Roads are usually long resources that often present a complicated history. Researching the physical development and history for one road can be daunting task. Comparing the information on one road to other similar roads for larger regional and statewide contexts requires extensive research and large data sets on various topics – adding to the challenges. Geographical Information Systems (GIS) is an efficient and innovative tool for evaluating historic roads, and aids greatly in our review and analysis to keep transportation projects moving forward. As we’ve written before, we often use GIS in our work to analyze historic trends and themes through a visual analysis for historic roads in particular.
GIS in Action: Minnesota Trunk Highways
We saw the benefits of using GIS to research and apply the National Register Criteria for Evaluation of hundreds of Minnesota’s Trunk Highways for the Minnesota Department of Transportation (MnDOT).
To assist with future planning, the MnDOT tasked our team with completing a study of the history of the state’s 213 historic-age Trunk Highways. We prepared a statewide historic context outlining the development of Minnesota’s Trunk Highways from their inception in 1921 to 1970. This work informed the development of a tailored methodology to apply the National Register Criteria for Evaluation specifically focused on identifying which highways are historically important. With so many highways across the state to consider, field survey and individual detailed highway research would have been extremely time consuming and costly.
To address this challenge, Mead & Hunt developed and applied a GIS-based screening process to assess roads and identify those with potential historic importance. This screening process served as a tool to more easily identify which roads had a potential association with historic themes, such as Entertainment/Recreation and Industry, and that warranted further work. The screening tool allowed us to identify and focus efforts on 39 of the 213 Trunk Highways that appeared to have associations with important themes and potential National Register eligibility. As important, this process allowed MnDOT to identify which roads did not possess significance and did not require further work.
After using GIS to screen Minnesota’s Trunk Highways, we continued to use GIS in our visual analysis while completing highway-specific evaluations and to assess the physical integrity to complete National Register eligibility recommendations for the individual Trunk Highways. The GIS-based methodology saved MnDOT time and cost by doing this work on all its Trunk Highways up front, rather on an individual case-by-case basis.
Pay it forward. We’ve developed best practices from our work for the MnDOT and on roads in many other states and use GIS whenever we evaluate historic roads. Our clients that need to address roads under Section 106 of the National Historic Preservation Act benefit from a tested process that saves time and money.
Share information.
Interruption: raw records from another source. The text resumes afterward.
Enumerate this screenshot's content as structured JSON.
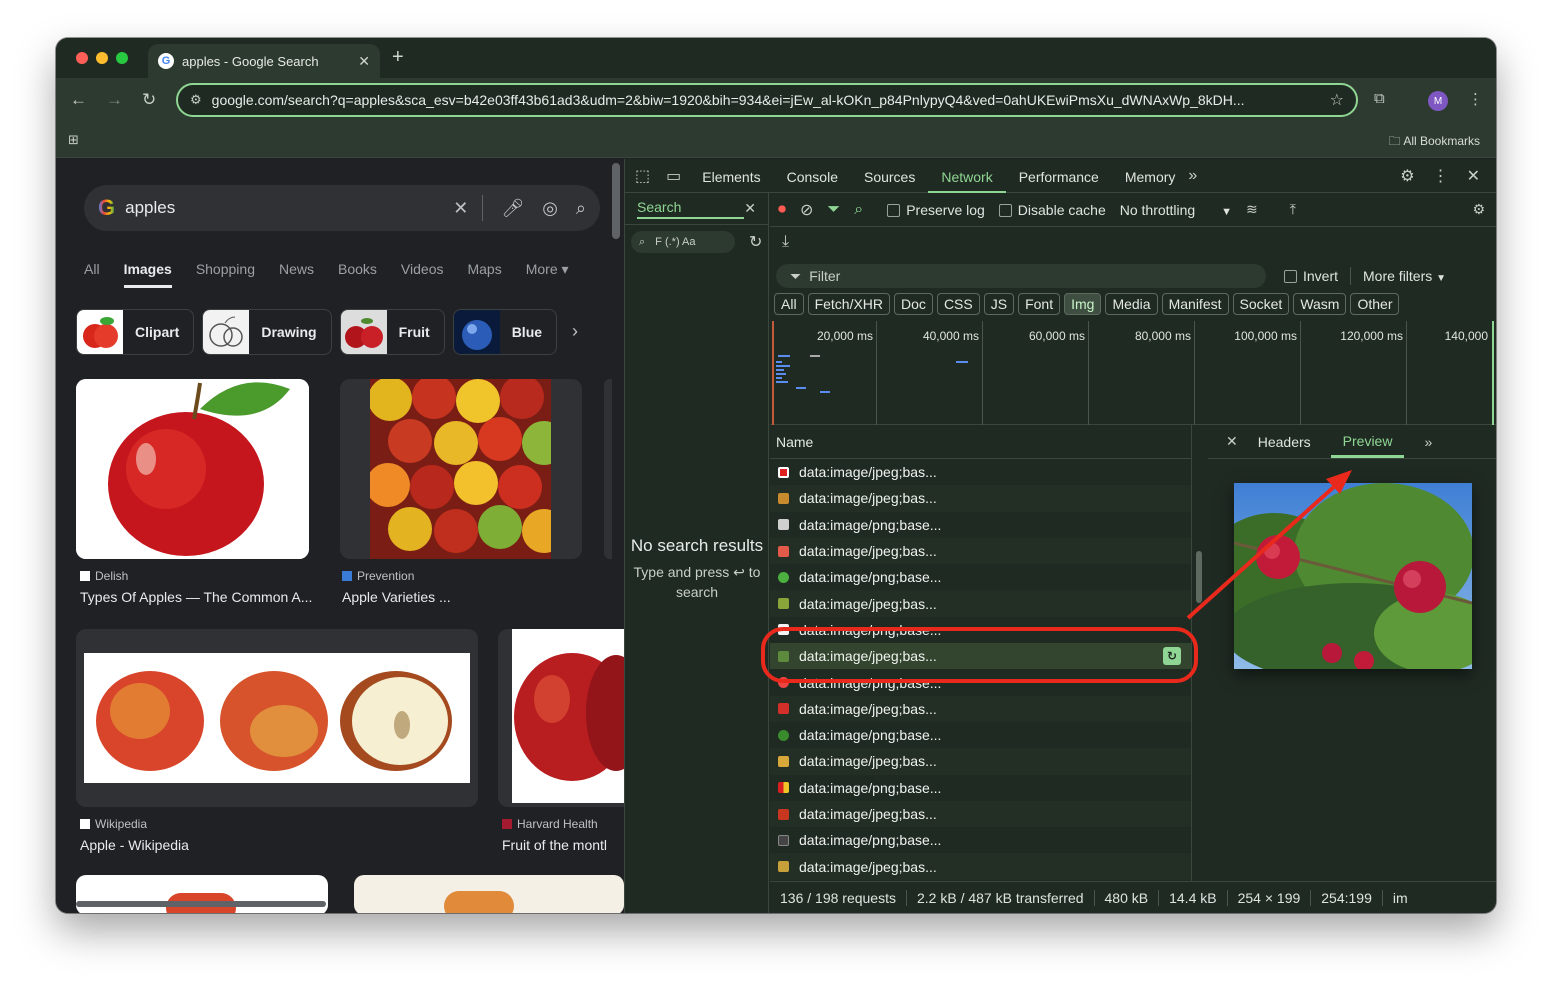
{
  "window": {
    "tab_title": "apples - Google Search",
    "tab_favicon": "G",
    "url": "google.com/search?q=apples&sca_esv=b42e03ff43b61ad3&udm=2&biw=1920&bih=934&ei=jEw_al-kOKn_p84PnlypyQ4&ved=0ahUKEwiPmsXu_dWNAxWp_8kDH...",
    "avatar_initial": "M",
    "all_bookmarks": "All Bookmarks"
  },
  "google": {
    "query": "apples",
    "tabs": [
      "All",
      "Images",
      "Shopping",
      "News",
      "Books",
      "Videos",
      "Maps",
      "More"
    ],
    "active_tab": "Images",
    "chips": [
      "Clipart",
      "Drawing",
      "Fruit",
      "Blue"
    ],
    "results": [
      {
        "source": "Delish",
        "caption": "Types Of Apples — The Common A..."
      },
      {
        "source": "Prevention",
        "caption": "Apple Varieties ..."
      },
      {
        "source": "Wikipedia",
        "caption": "Apple - Wikipedia"
      },
      {
        "source": "Harvard Health",
        "caption": "Fruit of the montl"
      }
    ]
  },
  "devtools": {
    "tabs": [
      "Elements",
      "Console",
      "Sources",
      "Network",
      "Performance",
      "Memory"
    ],
    "active_tab": "Network",
    "search": {
      "label": "Search",
      "options": "F (.*) Aa",
      "no_results_title": "No search results",
      "no_results_hint": "Type and press ↩ to search"
    },
    "network": {
      "preserve_log": "Preserve log",
      "disable_cache": "Disable cache",
      "throttling": "No throttling",
      "filter_placeholder": "Filter",
      "invert": "Invert",
      "more_filters": "More filters",
      "types": [
        "All",
        "Fetch/XHR",
        "Doc",
        "CSS",
        "JS",
        "Font",
        "Img",
        "Media",
        "Manifest",
        "Socket",
        "Wasm",
        "Other"
      ],
      "active_type": "Img",
      "timeline_labels": [
        "20,000 ms",
        "40,000 ms",
        "60,000 ms",
        "80,000 ms",
        "100,000 ms",
        "120,000 ms",
        "140,000"
      ],
      "name_header": "Name",
      "requests": [
        "data:image/jpeg;bas...",
        "data:image/jpeg;bas...",
        "data:image/png;base...",
        "data:image/jpeg;bas...",
        "data:image/png;base...",
        "data:image/jpeg;bas...",
        "data:image/png;base...",
        "data:image/jpeg;bas...",
        "data:image/png;base...",
        "data:image/jpeg;bas...",
        "data:image/png;base...",
        "data:image/jpeg;bas...",
        "data:image/png;base...",
        "data:image/jpeg;bas...",
        "data:image/png;base...",
        "data:image/jpeg;bas..."
      ],
      "selected_index": 7,
      "detail_tabs": [
        "Headers",
        "Preview"
      ],
      "active_detail_tab": "Preview",
      "status": [
        "136 / 198 requests",
        "2.2 kB / 487 kB transferred",
        "480 kB",
        "14.4 kB",
        "254 × 199",
        "254:199",
        "im"
      ]
    }
  },
  "colors": {
    "accent": "#8fd694",
    "annotation_red": "#e8291c"
  }
}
As an added benefit, this work was easily adapted for sharing information with the public. For example, after the project was completed, MnDOT developed a web-based statewide history, Minnesota’s Historic Trunk Highways, and a GIS-based storyboard, Historical Segments of Trunk Highways in Minnesota, which presents the history of the state’s trunk highways and highlights the roads found eligible in our project in an accessible and engaging manner.
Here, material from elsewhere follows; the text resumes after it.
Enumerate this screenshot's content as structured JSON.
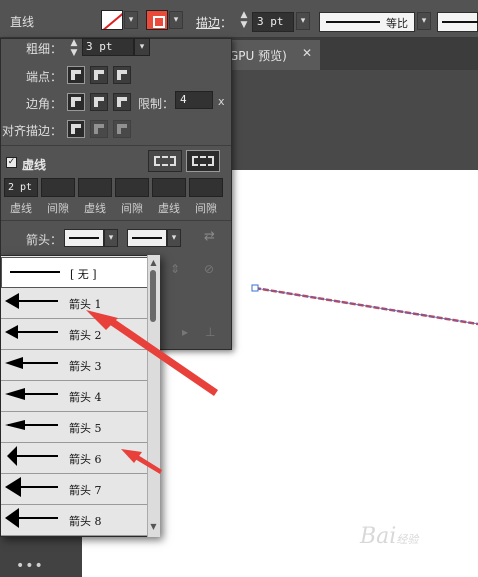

Understand a complex resource. Our key takeaway is that using GIS greatly aids in understanding the histories of highways. While rarely straightforward, this tool streamlines an otherwise large or unwieldly process of completing National Register evaluations for long and complex properties. Thinking ahead, GIS provides an interactive and innovative way to visually convey this history by the agency to the public. GIS can even help develop mitigation when there are adverse effects to a National Register eligible road with online interpretive materials, such as these examples from MnDOT.
This post is part of our ongoing series sharing insights with you from our work on historic roads. Reach out and tell us what you think; we would love to hear from you.